Thursday, 14 May 2015

Wilma the Wisteria

Wisteria sinensis was formally introduced from China to Europe in 1816 by an English gentleman named Captain Welbank and has has since secured a place as one of the most popular flowering vines in gardens. Apparently, it was discovered when one evening, in May 1816 (almost 200 years ago this month), Welbank was invited for dinner by a rich Chinese merchant from Guangzhou. The party was held underneath a pergola covered in flowering Wisteria, which the Chinese called Zi Teng (blue vine).


Wisteria
Wilma - a work in progress
Not many people had at this time ever seen such thing and consequently Captain Welbank worked hard to convince the merchant to give him seedlings which he then took back to England as a present for his friend C. H. Turner. Three years later, in 1819, the Wisteria bloomed for the first time and from there on rapidly spread into many gardens, including my father's in sunny Bognor and our garden here in Belicena.

Here in Spain, Wisteria is called Glycine, which is from the Greek, 'glicine, meaning 'sweet plant'. This name stems from a plant that had been introduced from America and was in fact the first assigned to the plant. It was a whole century later, when Captain Welbank brought the plant to England, when the plant received its synonym by the botanist Nuttal, who didn't realise that the plant had already been described. Nuttal called the plant 'Wisteria' in honour of the German anatomist Kaspar Wistar. and despite it being a synonym, this is the name that is now recognised. 

Something of interest... 

Wisteria sinensis winds counter clockwise and Wisteria floribunda winds clockwise. This is great for us, as it helps to tell them apart, but it's a very odd phenomenon. Some people originally thought that this was a result of the fact that plants that are from the northern hemisphere always twist anti-clockwise, and those from the southern hemisphere twist clockwise. Of course, Japan is in the northern hemisphere, so this doesn't correlate. The theory was then further expanded upon to include the tectonic plate movements of Japan, as it was originally in the Southern hemisphere millions of years ago. 
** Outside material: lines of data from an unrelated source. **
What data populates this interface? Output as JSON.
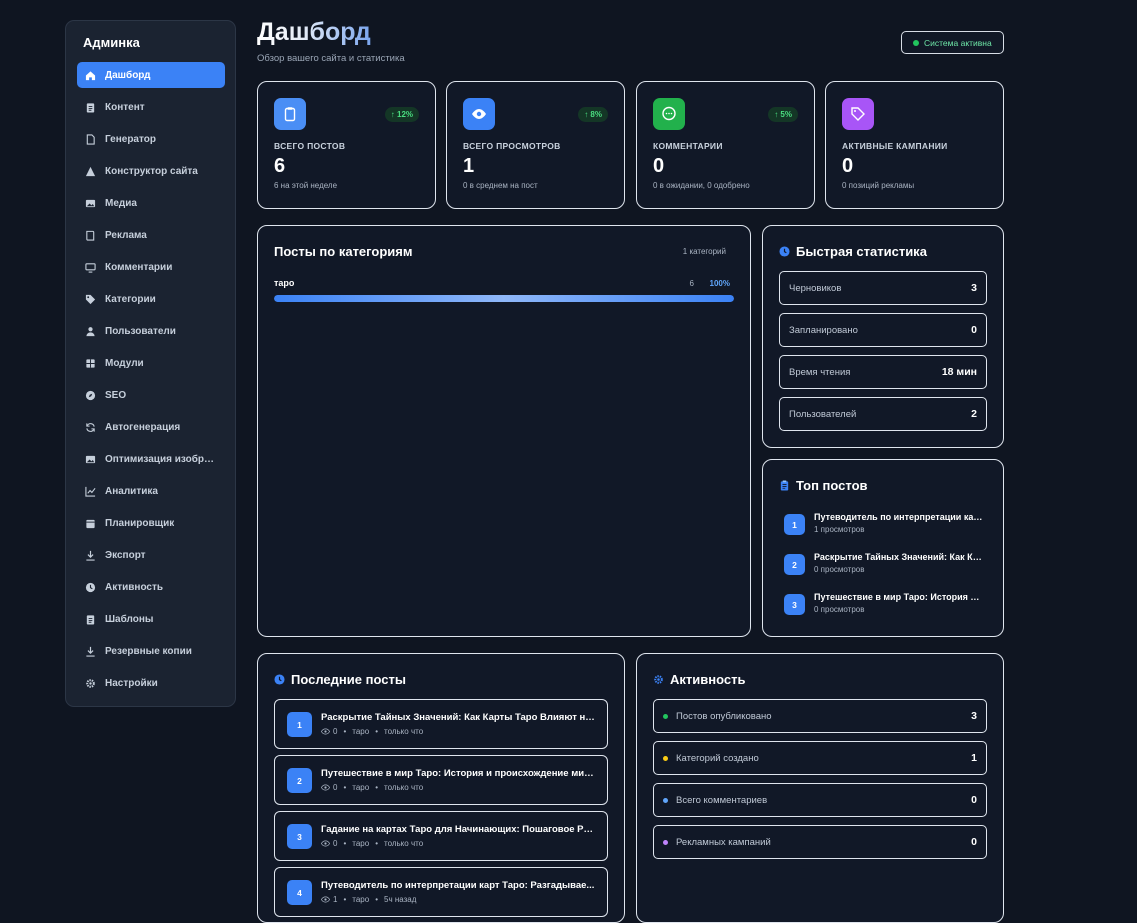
{
  "sidebar": {
    "brand": "Админка",
    "items": [
      {
        "label": "Дашборд",
        "icon": "home-icon",
        "active": true
      },
      {
        "label": "Контент",
        "icon": "clipboard-icon"
      },
      {
        "label": "Генератор",
        "icon": "document-icon"
      },
      {
        "label": "Конструктор сайта",
        "icon": "triangle-icon"
      },
      {
        "label": "Медиа",
        "icon": "image-icon"
      },
      {
        "label": "Реклама",
        "icon": "book-icon"
      },
      {
        "label": "Комментарии",
        "icon": "monitor-icon"
      },
      {
        "label": "Категории",
        "icon": "tag-icon"
      },
      {
        "label": "Пользователи",
        "icon": "user-icon"
      },
      {
        "label": "Модули",
        "icon": "grid-icon"
      },
      {
        "label": "SEO",
        "icon": "compass-icon"
      },
      {
        "label": "Автогенерация",
        "icon": "refresh-icon"
      },
      {
        "label": "Оптимизация изображений",
        "icon": "image-icon"
      },
      {
        "label": "Аналитика",
        "icon": "chart-icon"
      },
      {
        "label": "Планировщик",
        "icon": "calendar-icon"
      },
      {
        "label": "Экспорт",
        "icon": "download-icon"
      },
      {
        "label": "Активность",
        "icon": "clock-icon"
      },
      {
        "label": "Шаблоны",
        "icon": "clipboard-icon"
      },
      {
        "label": "Резервные копии",
        "icon": "download-icon"
      },
      {
        "label": "Настройки",
        "icon": "gear-icon"
      }
    ]
  },
  "header": {
    "title": "Дашборд",
    "subtitle": "Обзор вашего сайта и статистика",
    "status": "Система активна"
  },
  "stats": [
    {
      "label": "ВСЕГО ПОСТОВ",
      "value": "6",
      "note": "6 на этой неделе",
      "trend": "↑ 12%",
      "icon": "clipboard-icon",
      "color": "#4a8ef5"
    },
    {
      "label": "ВСЕГО ПРОСМОТРОВ",
      "value": "1",
      "note": "0 в среднем на пост",
      "trend": "↑ 8%",
      "icon": "eye-icon",
      "color": "#3b82f6"
    },
    {
      "label": "КОММЕНТАРИИ",
      "value": "0",
      "note": "0 в ожидании, 0 одобрено",
      "trend": "↑ 5%",
      "icon": "chat-icon",
      "color": "#22b14c"
    },
    {
      "label": "АКТИВНЫЕ КАМПАНИИ",
      "value": "0",
      "note": "0 позиций рекламы",
      "trend": "",
      "icon": "tag-icon",
      "color": "#a855f7"
    }
  ],
  "categories": {
    "title": "Посты по категориям",
    "count_label": "1 категорий",
    "items": [
      {
        "name": "таро",
        "count": "6",
        "percent": "100%",
        "fraction": 1.0
      }
    ]
  },
  "quick_stats": {
    "title": "Быстрая статистика",
    "rows": [
      {
        "label": "Черновиков",
        "value": "3"
      },
      {
        "label": "Запланировано",
        "value": "0"
      },
      {
        "label": "Время чтения",
        "value": "18 мин"
      },
      {
        "label": "Пользователей",
        "value": "2"
      }
    ]
  },
  "top_posts": {
    "title": "Топ постов",
    "items": [
      {
        "n": "1",
        "title": "Путеводитель по интерпретации карт Таро: Разгадывае...",
        "meta": "1 просмотров"
      },
      {
        "n": "2",
        "title": "Раскрытие Тайных Значений: Как Карты Таро Влияют н...",
        "meta": "0 просмотров"
      },
      {
        "n": "3",
        "title": "Путешествие в мир Таро: История и происхождение ми...",
        "meta": "0 просмотров"
      }
    ]
  },
  "recent_posts": {
    "title": "Последние посты",
    "items": [
      {
        "n": "1",
        "title": "Раскрытие Тайных Значений: Как Карты Таро Влияют на...",
        "views": "0",
        "category": "таро",
        "time": "только что"
      },
      {
        "n": "2",
        "title": "Путешествие в мир Таро: История и происхождение мистических карт",
        "views": "0",
        "category": "таро",
        "time": "только что"
      },
      {
        "n": "3",
        "title": "Гадание на картах Таро для Начинающих: Пошаговое Руководство",
        "views": "0",
        "category": "таро",
        "time": "только что"
      },
      {
        "n": "4",
        "title": "Путеводитель по интерпретации карт Таро: Разгадывае...",
        "views": "1",
        "category": "таро",
        "time": "5ч назад"
      }
    ]
  },
  "activity": {
    "title": "Активность",
    "rows": [
      {
        "label": "Постов опубликовано",
        "value": "3",
        "color": "#22c55e"
      },
      {
        "label": "Категорий создано",
        "value": "1",
        "color": "#facc15"
      },
      {
        "label": "Всего комментариев",
        "value": "0",
        "color": "#60a5fa"
      },
      {
        "label": "Рекламных кампаний",
        "value": "0",
        "color": "#c084fc"
      }
    ]
  },
  "colors": {
    "accent": "#3b82f6",
    "background": "#0f1521",
    "panel": "#111827"
  }
}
Sadly though, this entire theory has been disproved. Plants are not effected at all by the Coriolis effect. Apparently, 92% of all vines in the world grow in a counter clockwise direction. Most botanists now wonder if this direction of twisting is caused by the left-handed bias of all biological molecules in nature, but we still don't really know...

5 comments:

  1. Great Jess
    Do I presume another commission - what a lucky sponsor.
    The wisteria on my pergola, is at it's best ever this year !!
    I look forward to seeing the finished picture
    Chris

    ReplyDelete
    Replies
    1. This one isn't a commission - just something I have wanted to paint for a long time. Great to hear your Wisteria is looking good. Couldn't do me a favour could you? I need a flower so I can draw up a floral diagram... Are you able to pickle a couple of flowers for me?

      Delete
    2. No problem - just a few flowers or the whole racemes ?

      Delete
    3. A few flowers. If you wanted to have a go at doing a floral diagram before pickling that could also be really useful, but don't worry if you are busy. Thank you Chris - this is a major help, you are very kind. Kicking myself for not having done it over here. Too many projects on the go I think!

      Delete
  2. Stop press Chris - the darn thing has come out into flower again... so I am ok. No need to pickle - thanks anyway though! x

    ReplyDelete